▶ **Dataset records**:
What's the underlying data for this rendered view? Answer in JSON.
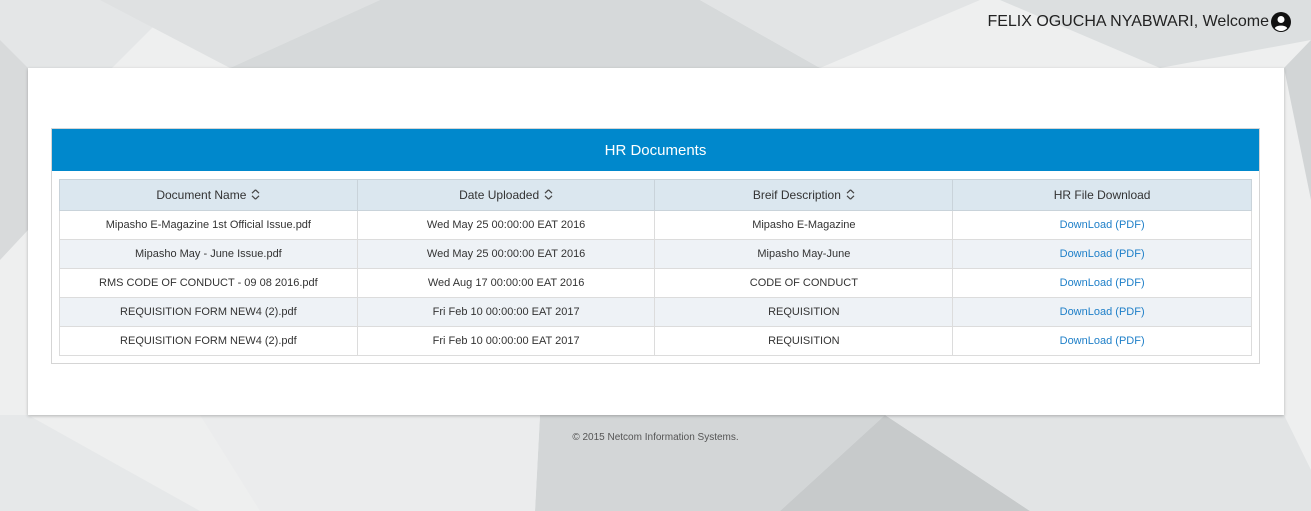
{
  "header": {
    "user_name": "FELIX OGUCHA NYABWARI, Welcome",
    "user_icon": "user-circle-icon"
  },
  "panel": {
    "title": "HR Documents",
    "accent_color": "#0088cc"
  },
  "table": {
    "columns": [
      {
        "label": "Document Name",
        "sortable": true
      },
      {
        "label": "Date Uploaded",
        "sortable": true
      },
      {
        "label": "Breif Description",
        "sortable": true
      },
      {
        "label": "HR File Download",
        "sortable": false
      }
    ],
    "rows": [
      {
        "name": "Mipasho E-Magazine 1st Official Issue.pdf",
        "date": "Wed May 25 00:00:00 EAT 2016",
        "description": "Mipasho E-Magazine",
        "download": "DownLoad (PDF)"
      },
      {
        "name": "Mipasho May - June Issue.pdf",
        "date": "Wed May 25 00:00:00 EAT 2016",
        "description": "Mipasho May-June",
        "download": "DownLoad (PDF)"
      },
      {
        "name": "RMS CODE OF CONDUCT - 09 08 2016.pdf",
        "date": "Wed Aug 17 00:00:00 EAT 2016",
        "description": "CODE OF CONDUCT",
        "download": "DownLoad (PDF)"
      },
      {
        "name": "REQUISITION FORM NEW4 (2).pdf",
        "date": "Fri Feb 10 00:00:00 EAT 2017",
        "description": "REQUISITION",
        "download": "DownLoad (PDF)"
      },
      {
        "name": "REQUISITION FORM NEW4 (2).pdf",
        "date": "Fri Feb 10 00:00:00 EAT 2017",
        "description": "REQUISITION",
        "download": "DownLoad (PDF)"
      }
    ]
  },
  "footer": {
    "copyright": "© 2015 Netcom Information Systems."
  }
}
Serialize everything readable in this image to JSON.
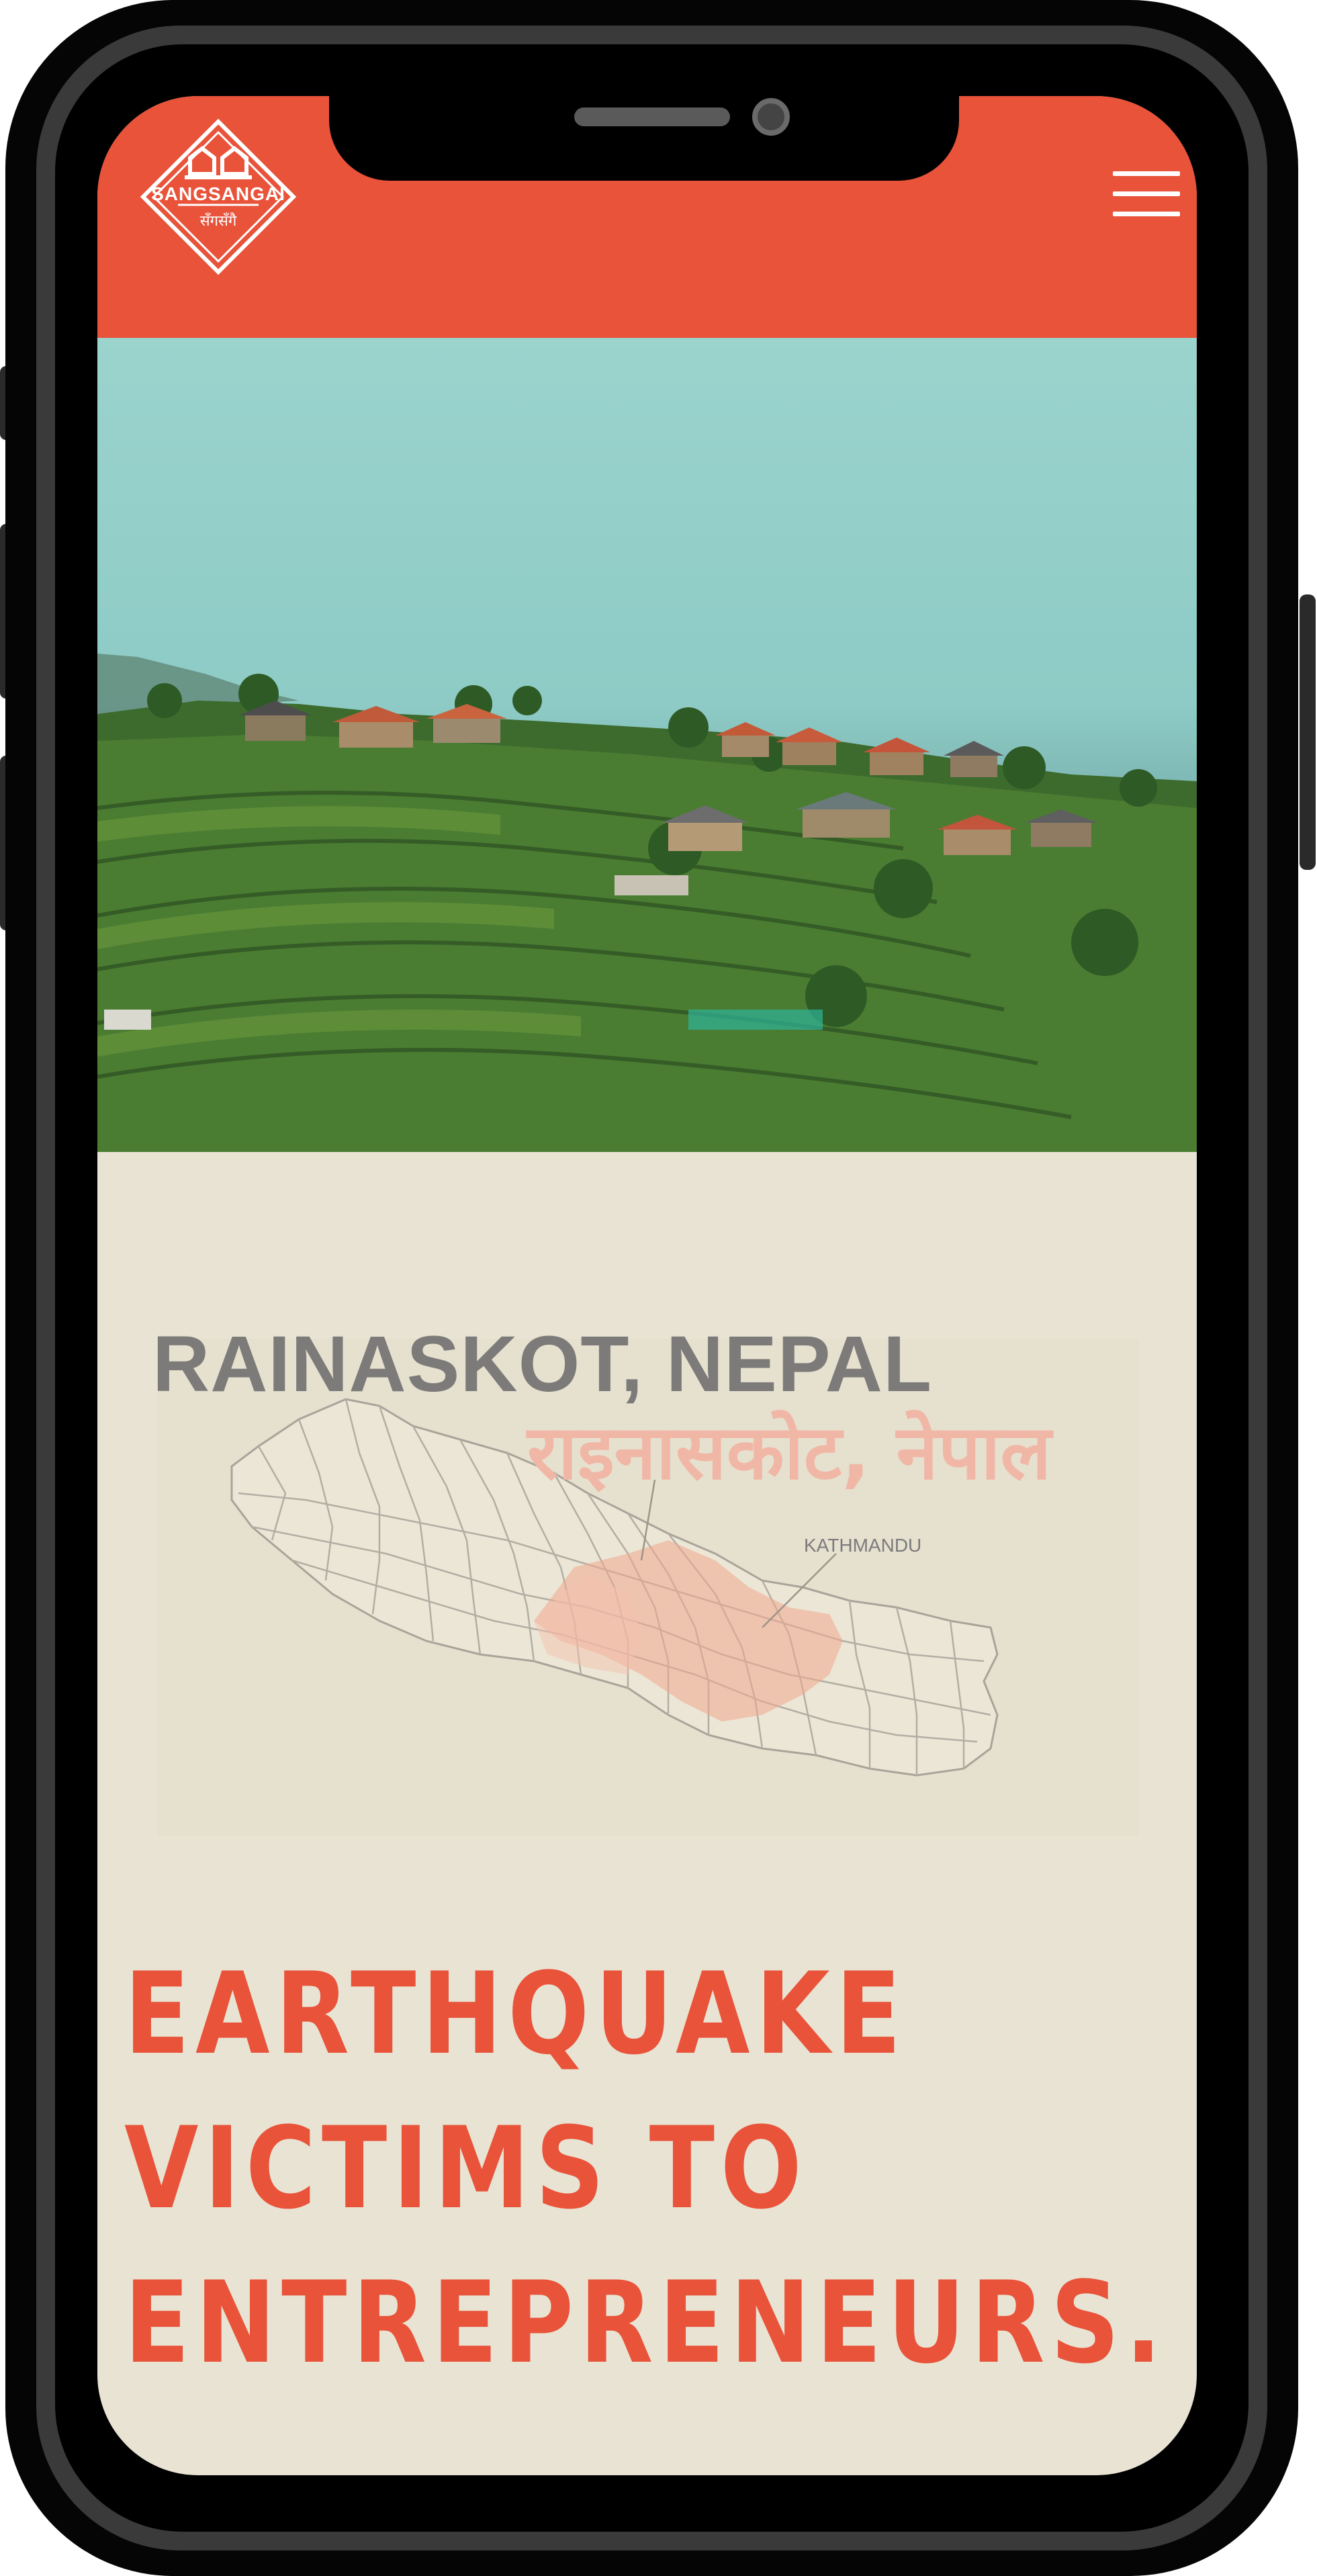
{
  "site": {
    "logo_text": "SANGSANGAI",
    "logo_subtext": "सँगसँगै"
  },
  "header": {
    "menu_icon": "hamburger-menu-icon",
    "background_color": "#e8533a"
  },
  "location": {
    "name_en": "RAINASKOT, NEPAL",
    "name_ne": "राइनासकोट, नेपाल",
    "map_label": "KATHMANDU"
  },
  "headline": {
    "line1": "EARTHQUAKE",
    "line2": "VICTIMS TO",
    "line3": "ENTREPRENEURS."
  },
  "colors": {
    "accent": "#e8533a",
    "background": "#e9e3d3",
    "place_text": "#7d7b79",
    "place_text_ne": "#f1b7a6"
  }
}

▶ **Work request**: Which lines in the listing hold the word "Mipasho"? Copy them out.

▶ **Written answer**:
        "name": "Mipasho E-Magazine 1st Official Issue.pdf",
        "description": "Mipasho E-Magazine",
        "name": "Mipasho May - June Issue.pdf",
        "description": "Mipasho May-June",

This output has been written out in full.